__HOW TO COMPLETE THIS TASK__
Would you please copy every line below that includes the string "publication"?

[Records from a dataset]

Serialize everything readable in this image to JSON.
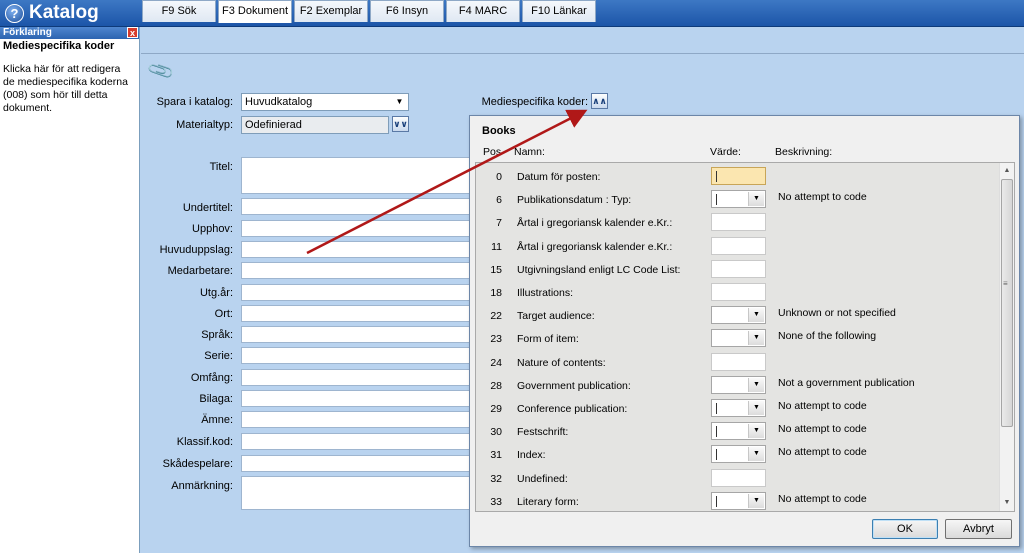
{
  "window": {
    "title": "Katalog",
    "help_glyph": "?"
  },
  "left_panel": {
    "header": "Förklaring",
    "close_glyph": "x",
    "title": "Mediespecifika koder",
    "text": "Klicka här för att redigera de mediespecifika koderna (008) som hör till detta dokument."
  },
  "tabs": [
    {
      "label": "F9 Sök"
    },
    {
      "label": "F3 Dokument"
    },
    {
      "label": "F2 Exemplar"
    },
    {
      "label": "F6 Insyn"
    },
    {
      "label": "F4 MARC"
    },
    {
      "label": "F10 Länkar"
    }
  ],
  "form": {
    "spara_label": "Spara i katalog:",
    "spara_value": "Huvudkatalog",
    "materialtyp_label": "Materialtyp:",
    "materialtyp_value": "Odefinierad",
    "mediespecifika_label": "Mediespecifika koder:",
    "fields": [
      {
        "label": "Titel:"
      },
      {
        "label": "Undertitel:"
      },
      {
        "label": "Upphov:"
      },
      {
        "label": "Huvuduppslag:"
      },
      {
        "label": "Medarbetare:"
      },
      {
        "label": "Utg.år:"
      },
      {
        "label": "Ort:"
      },
      {
        "label": "Språk:"
      },
      {
        "label": "Serie:"
      },
      {
        "label": "Omfång:"
      },
      {
        "label": "Bilaga:"
      },
      {
        "label": "Ämne:"
      },
      {
        "label": "Klassif.kod:"
      },
      {
        "label": "Skådespelare:"
      },
      {
        "label": "Anmärkning:"
      }
    ]
  },
  "popup": {
    "title": "Books",
    "headers": {
      "pos": "Pos",
      "name": "Namn:",
      "value": "Värde:",
      "desc": "Beskrivning:"
    },
    "rows": [
      {
        "pos": "0",
        "name": "Datum för posten:",
        "type": "text",
        "yellow": true,
        "desc": ""
      },
      {
        "pos": "6",
        "name": "Publikationsdatum : Typ:",
        "type": "combo",
        "caret": true,
        "desc": "No attempt to code"
      },
      {
        "pos": "7",
        "name": "Årtal i gregoriansk kalender e.Kr.:",
        "type": "text",
        "desc": ""
      },
      {
        "pos": "11",
        "name": "Årtal i gregoriansk kalender e.Kr.:",
        "type": "text",
        "desc": ""
      },
      {
        "pos": "15",
        "name": "Utgivningsland enligt LC Code List:",
        "type": "text",
        "desc": ""
      },
      {
        "pos": "18",
        "name": "Illustrations:",
        "type": "text",
        "desc": ""
      },
      {
        "pos": "22",
        "name": "Target audience:",
        "type": "combo",
        "caret": false,
        "desc": "Unknown or not specified"
      },
      {
        "pos": "23",
        "name": "Form of item:",
        "type": "combo",
        "caret": false,
        "desc": "None of the following"
      },
      {
        "pos": "24",
        "name": "Nature of contents:",
        "type": "text",
        "desc": ""
      },
      {
        "pos": "28",
        "name": "Government publication:",
        "type": "combo",
        "caret": false,
        "desc": "Not a government publication"
      },
      {
        "pos": "29",
        "name": "Conference publication:",
        "type": "combo",
        "caret": true,
        "desc": "No attempt to code"
      },
      {
        "pos": "30",
        "name": "Festschrift:",
        "type": "combo",
        "caret": true,
        "desc": "No attempt to code"
      },
      {
        "pos": "31",
        "name": "Index:",
        "type": "combo",
        "caret": true,
        "desc": "No attempt to code"
      },
      {
        "pos": "32",
        "name": "Undefined:",
        "type": "text",
        "desc": ""
      },
      {
        "pos": "33",
        "name": "Literary form:",
        "type": "combo",
        "caret": true,
        "desc": "No attempt to code"
      }
    ],
    "ok_label": "OK",
    "cancel_label": "Avbryt"
  },
  "colors": {
    "annotation_arrow": "#b01818",
    "titlebar": "#1c55a8",
    "background": "#b9d3ef"
  }
}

__TASK SOLUTION__
        "name": "Government publication:",
        "desc": "Not a government publication"
        "name": "Conference publication:",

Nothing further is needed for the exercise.